■ RECORDS TO PROCESS:
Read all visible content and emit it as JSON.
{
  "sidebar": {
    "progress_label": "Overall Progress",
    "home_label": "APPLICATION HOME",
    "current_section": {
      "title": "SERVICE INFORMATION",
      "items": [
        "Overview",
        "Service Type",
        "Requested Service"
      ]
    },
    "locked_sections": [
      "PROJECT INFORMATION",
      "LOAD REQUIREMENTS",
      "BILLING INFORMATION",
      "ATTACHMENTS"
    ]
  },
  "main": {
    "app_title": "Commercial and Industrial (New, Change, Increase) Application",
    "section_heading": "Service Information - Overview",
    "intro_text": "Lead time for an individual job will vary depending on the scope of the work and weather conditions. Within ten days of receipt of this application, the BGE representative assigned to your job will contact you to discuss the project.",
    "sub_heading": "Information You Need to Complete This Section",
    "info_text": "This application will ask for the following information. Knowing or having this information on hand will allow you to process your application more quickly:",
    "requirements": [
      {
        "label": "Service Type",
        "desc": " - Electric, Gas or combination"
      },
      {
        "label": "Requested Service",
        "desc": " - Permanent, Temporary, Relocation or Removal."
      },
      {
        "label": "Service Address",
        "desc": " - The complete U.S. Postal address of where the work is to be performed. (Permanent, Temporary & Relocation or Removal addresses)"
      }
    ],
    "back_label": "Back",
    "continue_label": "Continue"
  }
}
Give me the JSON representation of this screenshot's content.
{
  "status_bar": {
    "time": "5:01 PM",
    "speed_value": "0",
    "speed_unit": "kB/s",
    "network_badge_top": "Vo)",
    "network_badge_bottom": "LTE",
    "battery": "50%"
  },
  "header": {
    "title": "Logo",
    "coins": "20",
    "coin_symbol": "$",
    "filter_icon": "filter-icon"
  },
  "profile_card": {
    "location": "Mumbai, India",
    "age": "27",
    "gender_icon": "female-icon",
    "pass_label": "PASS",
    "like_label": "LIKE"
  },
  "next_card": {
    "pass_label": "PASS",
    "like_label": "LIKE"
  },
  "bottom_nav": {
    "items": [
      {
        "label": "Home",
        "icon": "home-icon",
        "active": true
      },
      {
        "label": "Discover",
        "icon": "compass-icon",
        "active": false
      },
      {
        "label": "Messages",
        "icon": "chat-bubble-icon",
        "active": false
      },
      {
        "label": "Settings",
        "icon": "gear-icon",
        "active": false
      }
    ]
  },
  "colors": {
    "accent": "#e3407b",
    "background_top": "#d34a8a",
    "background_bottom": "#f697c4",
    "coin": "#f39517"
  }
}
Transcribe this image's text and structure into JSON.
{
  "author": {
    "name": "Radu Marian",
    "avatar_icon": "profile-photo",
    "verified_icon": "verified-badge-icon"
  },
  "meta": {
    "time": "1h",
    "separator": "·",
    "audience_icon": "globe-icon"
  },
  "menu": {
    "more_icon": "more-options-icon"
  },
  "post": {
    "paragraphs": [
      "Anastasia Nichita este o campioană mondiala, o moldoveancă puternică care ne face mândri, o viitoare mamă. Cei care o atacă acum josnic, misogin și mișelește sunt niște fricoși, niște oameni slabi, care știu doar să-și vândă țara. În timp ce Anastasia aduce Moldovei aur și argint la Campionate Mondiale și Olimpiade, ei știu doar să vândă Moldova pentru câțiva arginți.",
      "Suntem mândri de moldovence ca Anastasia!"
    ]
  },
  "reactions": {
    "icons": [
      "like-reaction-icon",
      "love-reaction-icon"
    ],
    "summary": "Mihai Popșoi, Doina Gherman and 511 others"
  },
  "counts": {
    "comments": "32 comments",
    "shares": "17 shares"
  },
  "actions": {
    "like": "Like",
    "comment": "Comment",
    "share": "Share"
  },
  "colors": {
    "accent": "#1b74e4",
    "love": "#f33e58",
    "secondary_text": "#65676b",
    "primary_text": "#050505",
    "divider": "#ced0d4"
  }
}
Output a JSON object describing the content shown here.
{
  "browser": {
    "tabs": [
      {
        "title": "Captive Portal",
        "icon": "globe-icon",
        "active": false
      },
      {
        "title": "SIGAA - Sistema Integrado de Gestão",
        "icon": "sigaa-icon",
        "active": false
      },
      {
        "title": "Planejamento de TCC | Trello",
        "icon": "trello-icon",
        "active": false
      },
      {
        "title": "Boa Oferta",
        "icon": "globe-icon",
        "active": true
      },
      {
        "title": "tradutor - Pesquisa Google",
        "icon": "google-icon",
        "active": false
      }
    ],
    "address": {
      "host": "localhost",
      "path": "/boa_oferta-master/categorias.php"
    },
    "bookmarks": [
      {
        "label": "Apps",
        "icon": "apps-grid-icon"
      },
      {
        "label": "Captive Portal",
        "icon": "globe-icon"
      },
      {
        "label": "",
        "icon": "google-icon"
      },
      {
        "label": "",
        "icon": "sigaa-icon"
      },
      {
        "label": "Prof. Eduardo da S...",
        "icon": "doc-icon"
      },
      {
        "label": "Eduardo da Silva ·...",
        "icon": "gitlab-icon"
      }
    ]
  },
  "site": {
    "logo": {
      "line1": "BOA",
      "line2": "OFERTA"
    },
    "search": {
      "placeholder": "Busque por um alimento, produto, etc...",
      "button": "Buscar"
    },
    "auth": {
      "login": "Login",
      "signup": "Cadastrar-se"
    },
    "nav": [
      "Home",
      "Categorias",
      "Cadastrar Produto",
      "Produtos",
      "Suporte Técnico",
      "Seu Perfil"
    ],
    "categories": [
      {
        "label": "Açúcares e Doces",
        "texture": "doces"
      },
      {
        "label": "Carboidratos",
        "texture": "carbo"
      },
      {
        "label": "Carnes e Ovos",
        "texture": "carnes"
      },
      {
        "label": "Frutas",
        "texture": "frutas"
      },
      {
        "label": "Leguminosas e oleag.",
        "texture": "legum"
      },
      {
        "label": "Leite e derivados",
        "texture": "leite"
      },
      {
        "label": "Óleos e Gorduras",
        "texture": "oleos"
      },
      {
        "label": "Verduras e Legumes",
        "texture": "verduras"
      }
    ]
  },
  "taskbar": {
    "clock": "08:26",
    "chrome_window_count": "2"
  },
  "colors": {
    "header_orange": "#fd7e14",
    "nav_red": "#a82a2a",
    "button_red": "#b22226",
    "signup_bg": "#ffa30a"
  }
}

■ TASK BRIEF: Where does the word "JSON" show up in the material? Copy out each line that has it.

■ EXERCISE RESULT:
Read all visible content and emit it as JSON.
Give me the JSON representation of this screenshot's content.
Transcribe this image's text and structure into JSON.
Output a JSON object describing the content shown here.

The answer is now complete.